======== Source data

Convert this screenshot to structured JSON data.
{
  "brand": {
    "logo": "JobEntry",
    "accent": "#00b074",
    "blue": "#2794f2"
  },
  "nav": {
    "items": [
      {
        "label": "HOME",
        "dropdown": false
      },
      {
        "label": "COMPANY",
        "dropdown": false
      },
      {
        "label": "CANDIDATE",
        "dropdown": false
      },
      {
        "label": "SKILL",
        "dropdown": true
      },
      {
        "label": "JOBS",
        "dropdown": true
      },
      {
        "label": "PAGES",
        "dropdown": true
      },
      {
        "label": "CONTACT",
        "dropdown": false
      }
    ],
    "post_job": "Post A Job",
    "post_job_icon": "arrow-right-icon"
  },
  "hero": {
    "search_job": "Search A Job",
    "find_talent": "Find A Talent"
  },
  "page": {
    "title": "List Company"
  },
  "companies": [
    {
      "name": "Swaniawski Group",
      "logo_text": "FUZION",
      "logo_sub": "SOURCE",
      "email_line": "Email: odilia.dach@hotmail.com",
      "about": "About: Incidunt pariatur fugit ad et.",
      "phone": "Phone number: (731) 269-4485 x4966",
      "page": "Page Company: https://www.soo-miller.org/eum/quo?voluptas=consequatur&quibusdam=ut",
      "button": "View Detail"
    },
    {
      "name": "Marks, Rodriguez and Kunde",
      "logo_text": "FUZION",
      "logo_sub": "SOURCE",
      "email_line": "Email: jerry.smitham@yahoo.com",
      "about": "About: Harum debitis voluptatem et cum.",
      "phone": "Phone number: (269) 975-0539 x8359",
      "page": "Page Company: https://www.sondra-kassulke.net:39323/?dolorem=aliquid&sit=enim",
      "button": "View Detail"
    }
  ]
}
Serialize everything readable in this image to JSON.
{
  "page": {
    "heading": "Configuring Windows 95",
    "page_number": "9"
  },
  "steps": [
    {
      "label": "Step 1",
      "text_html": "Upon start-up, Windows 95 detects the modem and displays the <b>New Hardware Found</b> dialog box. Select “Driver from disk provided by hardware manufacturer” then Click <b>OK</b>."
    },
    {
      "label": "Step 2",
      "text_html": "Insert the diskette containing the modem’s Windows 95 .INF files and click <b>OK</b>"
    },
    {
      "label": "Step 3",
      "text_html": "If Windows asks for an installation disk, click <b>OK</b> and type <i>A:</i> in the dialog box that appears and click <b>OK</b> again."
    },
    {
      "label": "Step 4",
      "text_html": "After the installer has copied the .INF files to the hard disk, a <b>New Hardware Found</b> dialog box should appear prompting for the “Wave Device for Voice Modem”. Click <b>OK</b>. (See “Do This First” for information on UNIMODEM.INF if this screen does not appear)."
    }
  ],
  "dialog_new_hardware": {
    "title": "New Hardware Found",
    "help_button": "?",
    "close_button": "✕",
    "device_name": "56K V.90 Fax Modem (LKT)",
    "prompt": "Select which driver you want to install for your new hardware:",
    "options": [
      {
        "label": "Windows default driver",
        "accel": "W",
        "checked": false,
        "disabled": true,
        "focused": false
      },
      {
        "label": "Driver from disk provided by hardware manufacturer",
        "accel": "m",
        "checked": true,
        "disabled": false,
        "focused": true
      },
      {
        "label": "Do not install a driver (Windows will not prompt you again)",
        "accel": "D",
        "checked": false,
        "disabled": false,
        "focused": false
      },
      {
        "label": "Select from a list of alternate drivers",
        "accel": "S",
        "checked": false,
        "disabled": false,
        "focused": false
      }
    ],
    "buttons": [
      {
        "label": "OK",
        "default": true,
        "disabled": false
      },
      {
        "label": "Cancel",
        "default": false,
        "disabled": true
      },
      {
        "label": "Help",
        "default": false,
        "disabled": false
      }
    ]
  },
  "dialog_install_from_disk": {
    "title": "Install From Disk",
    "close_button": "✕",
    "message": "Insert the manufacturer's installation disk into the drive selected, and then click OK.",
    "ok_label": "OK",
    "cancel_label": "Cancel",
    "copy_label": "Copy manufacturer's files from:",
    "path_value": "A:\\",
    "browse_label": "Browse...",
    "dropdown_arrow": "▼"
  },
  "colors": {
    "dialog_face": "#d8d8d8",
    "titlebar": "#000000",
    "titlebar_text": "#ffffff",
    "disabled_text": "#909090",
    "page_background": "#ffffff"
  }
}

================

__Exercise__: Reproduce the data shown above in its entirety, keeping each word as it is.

__Reply to the exercise__:
Convert this screenshot to structured JSON data.
{
  "brand": {
    "logo": "JobEntry",
    "accent": "#00b074",
    "blue": "#2794f2"
  },
  "nav": {
    "items": [
      {
        "label": "HOME",
        "dropdown": false
      },
      {
        "label": "COMPANY",
        "dropdown": false
      },
      {
        "label": "CANDIDATE",
        "dropdown": false
      },
      {
        "label": "SKILL",
        "dropdown": true
      },
      {
        "label": "JOBS",
        "dropdown": true
      },
      {
        "label": "PAGES",
        "dropdown": true
      },
      {
        "label": "CONTACT",
        "dropdown": false
      }
    ],
    "post_job": "Post A Job",
    "post_job_icon": "arrow-right-icon"
  },
  "hero": {
    "search_job": "Search A Job",
    "find_talent": "Find A Talent"
  },
  "page": {
    "title": "List Company"
  },
  "companies": [
    {
      "name": "Swaniawski Group",
      "logo_text": "FUZION",
      "logo_sub": "SOURCE",
      "email_line": "Email: odilia.dach@hotmail.com",
      "about": "About: Incidunt pariatur fugit ad et.",
      "phone": "Phone number: (731) 269-4485 x4966",
      "page": "Page Company: https://www.soo-miller.org/eum/quo?voluptas=consequatur&quibusdam=ut",
      "button": "View Detail"
    },
    {
      "name": "Marks, Rodriguez and Kunde",
      "logo_text": "FUZION",
      "logo_sub": "SOURCE",
      "email_line": "Email: jerry.smitham@yahoo.com",
      "about": "About: Harum debitis voluptatem et cum.",
      "phone": "Phone number: (269) 975-0539 x8359",
      "page": "Page Company: https://www.sondra-kassulke.net:39323/?dolorem=aliquid&sit=enim",
      "button": "View Detail"
    }
  ]
}
Serialize everything readable in this image to JSON.
{
  "page": {
    "heading": "Configuring Windows 95",
    "page_number": "9"
  },
  "steps": [
    {
      "label": "Step 1",
      "text_html": "Upon start-up, Windows 95 detects the modem and displays the <b>New Hardware Found</b> dialog box. Select “Driver from disk provided by hardware manufacturer” then Click <b>OK</b>."
    },
    {
      "label": "Step 2",
      "text_html": "Insert the diskette containing the modem’s Windows 95 .INF files and click <b>OK</b>"
    },
    {
      "label": "Step 3",
      "text_html": "If Windows asks for an installation disk, click <b>OK</b> and type <i>A:</i> in the dialog box that appears and click <b>OK</b> again."
    },
    {
      "label": "Step 4",
      "text_html": "After the installer has copied the .INF files to the hard disk, a <b>New Hardware Found</b> dialog box should appear prompting for the “Wave Device for Voice Modem”. Click <b>OK</b>. (See “Do This First” for information on UNIMODEM.INF if this screen does not appear)."
    }
  ],
  "dialog_new_hardware": {
    "title": "New Hardware Found",
    "help_button": "?",
    "close_button": "✕",
    "device_name": "56K V.90 Fax Modem (LKT)",
    "prompt": "Select which driver you want to install for your new hardware:",
    "options": [
      {
        "label": "Windows default driver",
        "accel": "W",
        "checked": false,
        "disabled": true,
        "focused": false
      },
      {
        "label": "Driver from disk provided by hardware manufacturer",
        "accel": "m",
        "checked": true,
        "disabled": false,
        "focused": true
      },
      {
        "label": "Do not install a driver (Windows will not prompt you again)",
        "accel": "D",
        "checked": false,
        "disabled": false,
        "focused": false
      },
      {
        "label": "Select from a list of alternate drivers",
        "accel": "S",
        "checked": false,
        "disabled": false,
        "focused": false
      }
    ],
    "buttons": [
      {
        "label": "OK",
        "default": true,
        "disabled": false
      },
      {
        "label": "Cancel",
        "default": false,
        "disabled": true
      },
      {
        "label": "Help",
        "default": false,
        "disabled": false
      }
    ]
  },
  "dialog_install_from_disk": {
    "title": "Install From Disk",
    "close_button": "✕",
    "message": "Insert the manufacturer's installation disk into the drive selected, and then click OK.",
    "ok_label": "OK",
    "cancel_label": "Cancel",
    "copy_label": "Copy manufacturer's files from:",
    "path_value": "A:\\",
    "browse_label": "Browse...",
    "dropdown_arrow": "▼"
  },
  "colors": {
    "dialog_face": "#d8d8d8",
    "titlebar": "#000000",
    "titlebar_text": "#ffffff",
    "disabled_text": "#909090",
    "page_background": "#ffffff"
  }
}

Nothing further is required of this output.